All playwrights have forgotten works. For J.B. Priestly, best known as author of An Inspector Calls, that work is Cornelius, a 1935 drama about the perils of capitalism that ran for under two months on London's West End. In 2012, London's Finborough Theatre revived the work as part of their season of rediscoveries. An acclaimed, sold-out run subsequently followed. Now, it has transferred to 59E59 as part of the annual Brits Off Broadway festival where it similarly received rave reviews. At the center of the production is Alan Cox's titanic performance in the title role. We recently spoke with Cox about his run in the play, which concludes June 30. An edited version of the conversation is as follows.

Alan Cox and Col Farrell in <i>Cornelius</i>
Alan Cox and Col Farrell in Cornelius
(© Carol Rosegg)

How would you say the run is going?
Very nicely. We're picking up some good houses. The generally positive reviews have been very helpful. It's always good to play to a full house.

Do you read reviews?
I have them read to me. My mother and my sister have been in town and they've read them.

There's nothing to be afraid of — these are all universally positive.
I'm not gonna give you any leads but that's not entirely true. The ones I remember are the negative ones. If a tramp calls you an asshole, you think someone's been talking to him.

Did you know Cornelius before you started?
No, I didn't. I knew J.B. Priestly through An Inspector Calls, the Time Plays, and Dangerous Corner. I'd never heard of it. [Director] Sam Yates was given the play by Neil McPherson, who's the artistic director of the Finborough [where the production originated]. He had a collection of plays from the 1930s, sort of neglected classics. Sam had a hit with an Irish play called Mixed Marriage, and then Neil suggested he have a read of Cornelius, and then he sent it to me. We met through a mutual connection: Michael Grandage. I was here in New York doing The Caretaker and I read the play on my iPad on a bench in Central Park.

Was a New York transfer part of the package when you started?
Not at all. I think, basically, what happened was the Finborough had come over to Brits Off Broadway before, and there was some buzz around Sam. They're always looking for the new messiah of the theater, and I think Sam is attaining to that status. So both Peter Tear and Elysabeth Kleinhans [of 59E59] saw the show very early on in the run and said this would be perfect.

Why does the play resonate now?
I think because it's to do with gentlemanly conduct in a kind of materialistic world. J.B. Priestly was a self-proclaimed liberal socialist, but also a humanist. He didn't have much luck with organized religion, but he had a strong ethical sense…[He wanted to write about] the ethics of capitalism and exploring it. Is it possible to be a decent man in a high-pressured environment? He was very much writing the role of Cornelius for his friend, Ralph Richardson, who had a similarly earthbound nature.

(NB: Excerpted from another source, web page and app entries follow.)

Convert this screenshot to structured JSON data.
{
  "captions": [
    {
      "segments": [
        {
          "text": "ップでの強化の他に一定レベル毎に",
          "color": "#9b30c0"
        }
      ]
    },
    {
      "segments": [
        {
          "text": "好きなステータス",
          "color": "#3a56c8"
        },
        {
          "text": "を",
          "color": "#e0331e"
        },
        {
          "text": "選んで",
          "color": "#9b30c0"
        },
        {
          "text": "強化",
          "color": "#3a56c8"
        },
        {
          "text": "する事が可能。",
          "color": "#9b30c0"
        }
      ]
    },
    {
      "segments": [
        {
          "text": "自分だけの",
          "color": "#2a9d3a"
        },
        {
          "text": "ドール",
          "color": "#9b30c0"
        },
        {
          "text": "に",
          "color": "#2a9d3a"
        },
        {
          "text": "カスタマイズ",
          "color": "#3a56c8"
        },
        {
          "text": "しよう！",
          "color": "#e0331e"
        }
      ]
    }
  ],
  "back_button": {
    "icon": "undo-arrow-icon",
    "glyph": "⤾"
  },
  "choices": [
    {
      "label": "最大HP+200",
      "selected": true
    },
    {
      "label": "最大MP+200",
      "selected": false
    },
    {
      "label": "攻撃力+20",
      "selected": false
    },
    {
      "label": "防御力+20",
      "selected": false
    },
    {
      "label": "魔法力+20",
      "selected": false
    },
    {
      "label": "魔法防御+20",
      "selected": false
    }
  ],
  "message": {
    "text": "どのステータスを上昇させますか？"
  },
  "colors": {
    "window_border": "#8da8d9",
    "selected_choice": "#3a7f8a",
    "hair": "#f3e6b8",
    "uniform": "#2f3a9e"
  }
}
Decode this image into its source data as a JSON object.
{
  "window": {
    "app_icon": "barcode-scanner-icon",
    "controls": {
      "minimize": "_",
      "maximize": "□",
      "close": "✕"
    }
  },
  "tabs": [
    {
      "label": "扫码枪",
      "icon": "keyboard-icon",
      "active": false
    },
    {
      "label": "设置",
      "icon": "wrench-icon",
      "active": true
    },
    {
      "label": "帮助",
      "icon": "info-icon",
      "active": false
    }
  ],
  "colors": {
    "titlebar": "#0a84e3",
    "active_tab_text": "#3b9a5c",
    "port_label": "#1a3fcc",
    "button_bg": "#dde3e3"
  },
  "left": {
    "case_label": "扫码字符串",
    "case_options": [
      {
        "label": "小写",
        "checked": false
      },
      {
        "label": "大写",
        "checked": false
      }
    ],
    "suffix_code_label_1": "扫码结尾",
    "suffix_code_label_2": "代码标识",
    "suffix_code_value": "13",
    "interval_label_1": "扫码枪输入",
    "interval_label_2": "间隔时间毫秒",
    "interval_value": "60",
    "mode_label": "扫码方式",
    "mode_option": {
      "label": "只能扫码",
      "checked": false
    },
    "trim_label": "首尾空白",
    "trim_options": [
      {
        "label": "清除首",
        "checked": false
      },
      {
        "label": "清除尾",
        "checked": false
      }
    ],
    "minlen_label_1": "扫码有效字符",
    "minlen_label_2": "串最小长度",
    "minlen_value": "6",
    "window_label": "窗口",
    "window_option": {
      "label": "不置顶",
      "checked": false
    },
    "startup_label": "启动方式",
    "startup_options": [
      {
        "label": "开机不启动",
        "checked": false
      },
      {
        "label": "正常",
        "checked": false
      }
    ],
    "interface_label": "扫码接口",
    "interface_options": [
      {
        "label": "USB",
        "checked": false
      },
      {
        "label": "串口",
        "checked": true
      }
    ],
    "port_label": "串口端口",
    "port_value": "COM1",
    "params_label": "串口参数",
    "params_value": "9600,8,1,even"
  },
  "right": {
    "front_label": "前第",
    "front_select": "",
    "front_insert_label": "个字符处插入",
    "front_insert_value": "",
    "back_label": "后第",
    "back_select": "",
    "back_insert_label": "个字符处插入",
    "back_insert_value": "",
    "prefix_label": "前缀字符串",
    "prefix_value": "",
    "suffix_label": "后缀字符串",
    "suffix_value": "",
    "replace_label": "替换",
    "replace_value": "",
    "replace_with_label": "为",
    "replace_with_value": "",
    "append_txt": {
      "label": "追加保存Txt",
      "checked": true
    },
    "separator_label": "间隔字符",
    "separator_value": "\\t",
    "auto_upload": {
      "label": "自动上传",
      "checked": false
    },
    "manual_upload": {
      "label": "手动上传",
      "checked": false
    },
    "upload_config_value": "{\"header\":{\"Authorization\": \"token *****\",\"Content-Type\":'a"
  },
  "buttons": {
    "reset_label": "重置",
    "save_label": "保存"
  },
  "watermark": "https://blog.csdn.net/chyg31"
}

Is it intimidating to follow in the footsteps of a titan like Richardson?
Not really. Sadly, he's not really current in popular memory. He certainly is in my trade. My father [Brian Cox] is an actor, and he had worked with Sir Ralph, so he was always a personality in my consciousness.

How different are the American audiences compared to the British ones?
I think the audiences here haven't been corrupted by European avant-garde-ism. The popular playwrights here have found a popular audience. That's not to say the Becketts and Pinters in this world haven't found their audiences. There's an austerity that crept into the [British] drama after World War II. You have the August Wilsons and Arthur Millers and Eugene O'Neills and Tennessee Williamses that have an epic poetic dimension, and are good old-fashioned entertainment. The American audiences are much more into the play as entertainment with a debate within it. They get the laughs. English audiences can be a bit stiff. In my experiences, American audiences are much more participatory.

What do you want them to take away from this play?
You want the audience to feel that they participated in a shared experience. That sounds goody-goody, but there it is.